Production is a reliable strong suit on “Nectar” and ties the album together with clicking percussion, drowned strings, and the classic Joji synth pad. The instrumentation is as lush as ever and brings the project to life, elevating Joji’s imperfect voice and adding a certain depth and richness throughout. A notable example of the additive value of good production on “Nectar” can be found in “Run,” a pre-album single that received widespread critical acclaim.

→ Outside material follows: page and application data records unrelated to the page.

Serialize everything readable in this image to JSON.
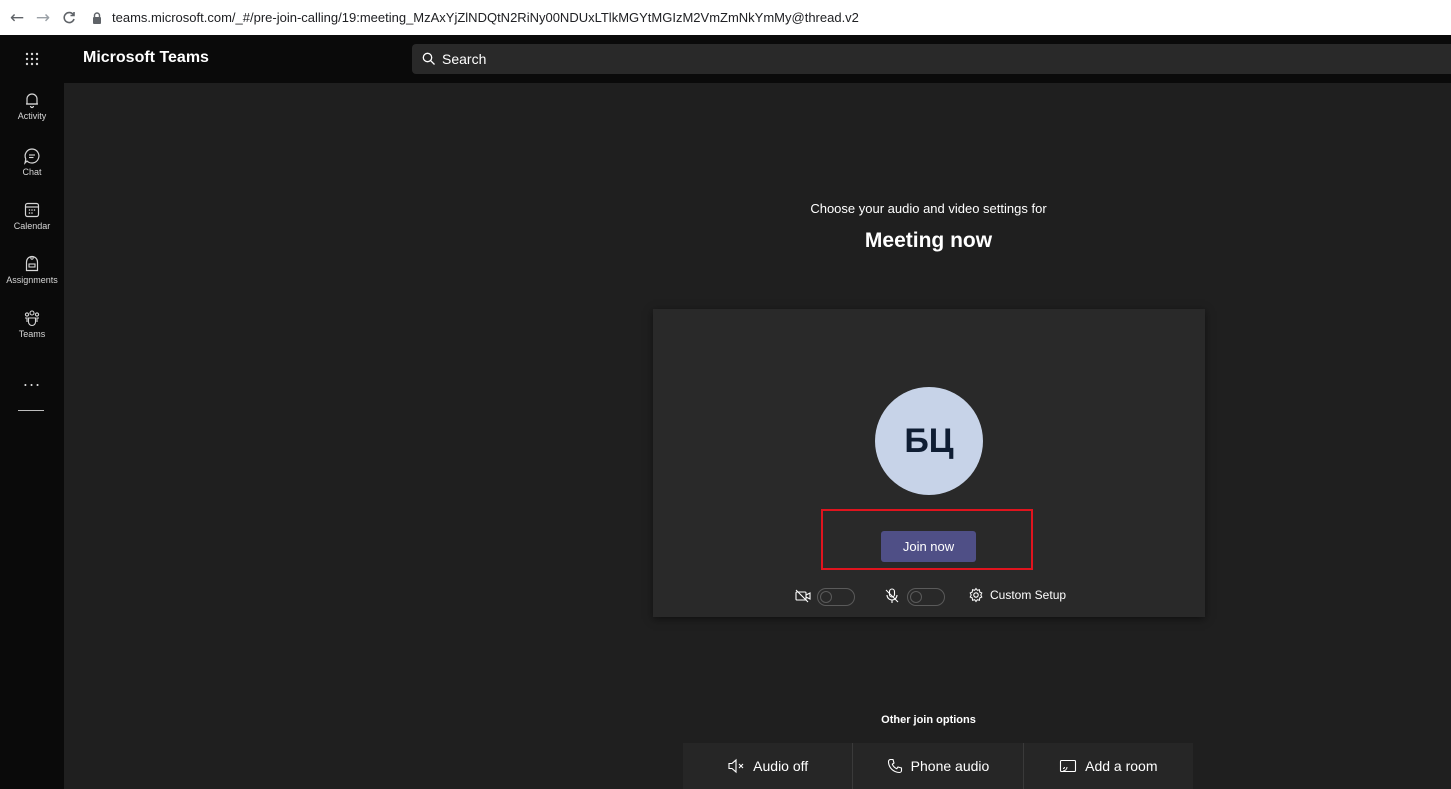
{
  "browser": {
    "url": "teams.microsoft.com/_#/pre-join-calling/19:meeting_MzAxYjZlNDQtN2RiNy00NDUxLTlkMGYtMGIzM2VmZmNkYmMy@thread.v2"
  },
  "header": {
    "app_title": "Microsoft Teams",
    "search_placeholder": "Search"
  },
  "rail": {
    "items": [
      {
        "label": "Activity",
        "icon": "bell-icon"
      },
      {
        "label": "Chat",
        "icon": "chat-icon"
      },
      {
        "label": "Calendar",
        "icon": "calendar-icon"
      },
      {
        "label": "Assignments",
        "icon": "assignments-icon"
      },
      {
        "label": "Teams",
        "icon": "teams-icon"
      }
    ],
    "more": "..."
  },
  "prejoin": {
    "prompt": "Choose your audio and video settings for",
    "meeting_title": "Meeting now",
    "avatar_initials": "БЦ",
    "join_label": "Join now",
    "camera_on": false,
    "mic_on": false,
    "custom_setup_label": "Custom Setup"
  },
  "other_options": {
    "label": "Other join options",
    "items": [
      {
        "label": "Audio off",
        "icon": "speaker-off-icon"
      },
      {
        "label": "Phone audio",
        "icon": "phone-icon"
      },
      {
        "label": "Add a room",
        "icon": "cast-icon"
      }
    ]
  },
  "colors": {
    "highlight": "#e0141e",
    "join_button": "#4f4f86",
    "avatar_bg": "#c7d3e8"
  }
}
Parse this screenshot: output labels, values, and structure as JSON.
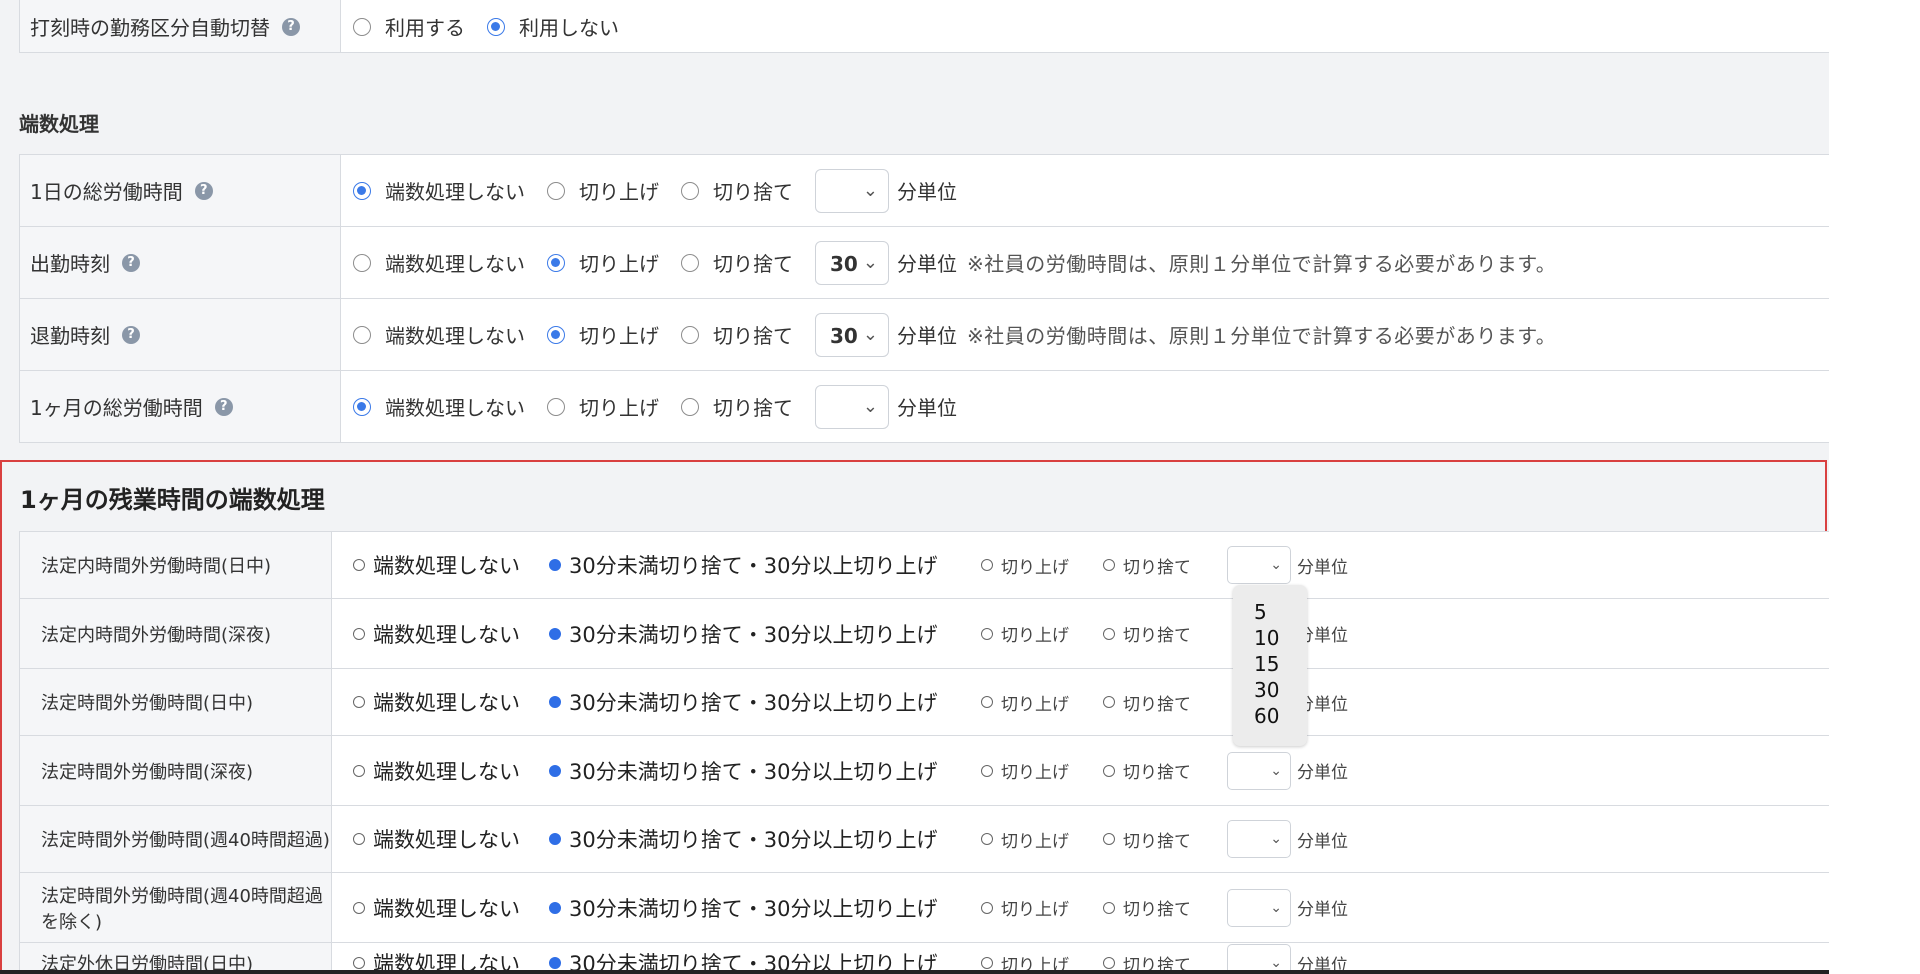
{
  "top_partial": {
    "label": "打刻時の勤務区分自動切替",
    "options": [
      "利用する",
      "利用しない"
    ],
    "selected": 1
  },
  "rounding_section": {
    "title": "端数処理",
    "rows": [
      {
        "label": "1日の総労働時間",
        "options": [
          "端数処理しない",
          "切り上げ",
          "切り捨て"
        ],
        "selected": 0,
        "select_value": "",
        "unit": "分単位",
        "note": ""
      },
      {
        "label": "出勤時刻",
        "options": [
          "端数処理しない",
          "切り上げ",
          "切り捨て"
        ],
        "selected": 1,
        "select_value": "30",
        "unit": "分単位",
        "note": "※社員の労働時間は、原則１分単位で計算する必要があります。"
      },
      {
        "label": "退勤時刻",
        "options": [
          "端数処理しない",
          "切り上げ",
          "切り捨て"
        ],
        "selected": 1,
        "select_value": "30",
        "unit": "分単位",
        "note": "※社員の労働時間は、原則１分単位で計算する必要があります。"
      },
      {
        "label": "1ヶ月の総労働時間",
        "options": [
          "端数処理しない",
          "切り上げ",
          "切り捨て"
        ],
        "selected": 0,
        "select_value": "",
        "unit": "分単位",
        "note": ""
      }
    ]
  },
  "overtime_section": {
    "title": "1ヶ月の残業時間の端数処理",
    "rows": [
      {
        "label": "法定内時間外労働時間(日中)"
      },
      {
        "label": "法定内時間外労働時間(深夜)"
      },
      {
        "label": "法定時間外労働時間(日中)"
      },
      {
        "label": "法定時間外労働時間(深夜)"
      },
      {
        "label": "法定時間外労働時間(週40時間超過)"
      },
      {
        "label": "法定時間外労働時間(週40時間超過を除く)"
      },
      {
        "label": "法定外休日労働時間(日中)"
      }
    ],
    "options": [
      "端数処理しない",
      "30分未満切り捨て・30分以上切り上げ",
      "切り上げ",
      "切り捨て"
    ],
    "selected": 1,
    "unit": "分単位"
  },
  "dropdown": {
    "options": [
      "5",
      "10",
      "15",
      "30",
      "60"
    ]
  },
  "colors": {
    "accent": "#3b7ae8",
    "highlight_border": "#d94040"
  }
}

From the first plucked note in the song, Joji’s brooding vision of love gone wrong comes to life, building with the addition of simple bass notes and a staccato drum kit and culminating in a cathartic peak post-chorus. “So I’ll just run,” Joji sings, holding that last word in a multi-part harmony, with layers upon layers of droning guitars, pulsating bass, and pounding drums to hammer home the climax. It’s a dark, slow-burning ballad with some of Joji’s best vocal performances and production, unlike anything he’s made before. Even on tracks that otherwise feel like time-filler, the blame is usually not on the production, but rather the occasionally repetitive nature of the album as a whole.

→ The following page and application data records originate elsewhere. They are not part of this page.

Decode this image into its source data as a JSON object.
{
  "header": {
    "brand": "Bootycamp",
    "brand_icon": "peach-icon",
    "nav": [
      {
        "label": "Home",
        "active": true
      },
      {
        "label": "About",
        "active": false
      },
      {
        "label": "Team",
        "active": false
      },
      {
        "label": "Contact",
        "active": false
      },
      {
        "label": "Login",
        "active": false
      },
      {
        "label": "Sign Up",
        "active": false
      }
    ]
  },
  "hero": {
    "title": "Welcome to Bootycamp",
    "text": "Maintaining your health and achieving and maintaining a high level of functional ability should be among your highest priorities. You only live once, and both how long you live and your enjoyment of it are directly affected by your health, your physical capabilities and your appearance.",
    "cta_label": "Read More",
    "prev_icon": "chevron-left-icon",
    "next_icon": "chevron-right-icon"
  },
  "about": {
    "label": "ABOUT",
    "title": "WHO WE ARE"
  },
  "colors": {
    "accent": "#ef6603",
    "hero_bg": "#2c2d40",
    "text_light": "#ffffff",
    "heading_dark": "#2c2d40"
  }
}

“Run” is one of many standout tracks on “Nectar,” as Joji tries to expand beyond the mellow lo-fi sound he carved out in “BALLADS 1” (2018). There’s “Sanctuary,” a dreamy pop anthem in which Joji sounds simultaneously bored of the universe yet obsessed with love. There’s the moody and atmospheric “MODUS,” which builds to an angelic yet somber crescendo and the trap-infused “Mr. Hollywood,” in which dense bass highlights Joji’s beautiful vocal melodies. While “Pretty Boy” is rough around the edges, its catchy flow, grinding bass grooves, and surprisingly good Lil Yachty feature make it one of the most unique offerings on the tracklist. “777” is a bouncy video-game-sounding banger underlying melancholic lyrics, and “Daylight” is a warm yet melancholy collaboration with Diplo. The album ends with a one-two combo: the sentimental balladry of “Like You Do” followed by “Your Man,” an invigorating electropop finale that feels like the sun breaking through the clouds after a long, raging thunderstorm.

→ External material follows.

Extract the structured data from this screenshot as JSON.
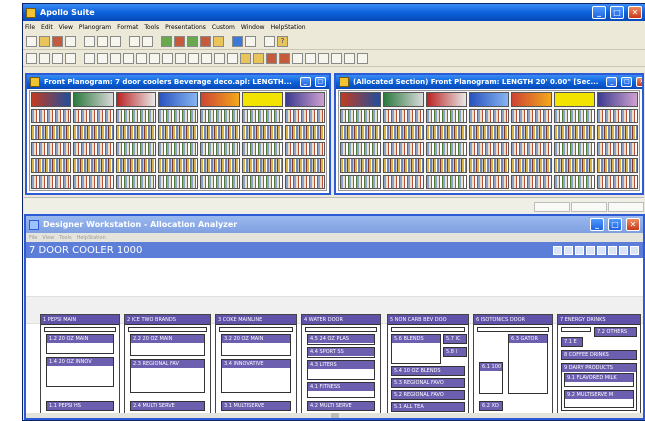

Despite the artistic strides Joji makes on “Nectar,” exploring new sounds and refining old ones, it’s difficult for him to keep all 53 minutes interesting, with multiple times in the tracklist when he falls back on amateur lo-fi trappings. Tracks like “Upgrade,” “Nitrous,” and “Normal People” add little to the overall experience of the album and bring nothing new to the table for Joji. The most disappointing example of this may be “Reanimator,” which, despite featuring experimental rock artist Yves Tumor, barely feels like it has any purpose or artistic direction. With its longer runtime, “Nectar,” more than any other Joji project, demonstrates that lyrics are not his strong suit. There’s only so many times that Joji can sing about lost love and the emptiness of Hollywood life in the same way before it becomes meaningless.
Despite the album’s shortcomings, it’s undeniable that “Nectar” is an improvement on all fronts for Joji. His production is stronger; his vocals are clearer; and his songs have more variety than ever before. It sounds like the culmination of years of work and shows infinite potential for the rising star. Five years ago, nobody would have believed that the comedy YouTuber screaming in a pink morphsuit would become one of the most promising artists in pop, but the time is now, and Joji is definitely someone to watch.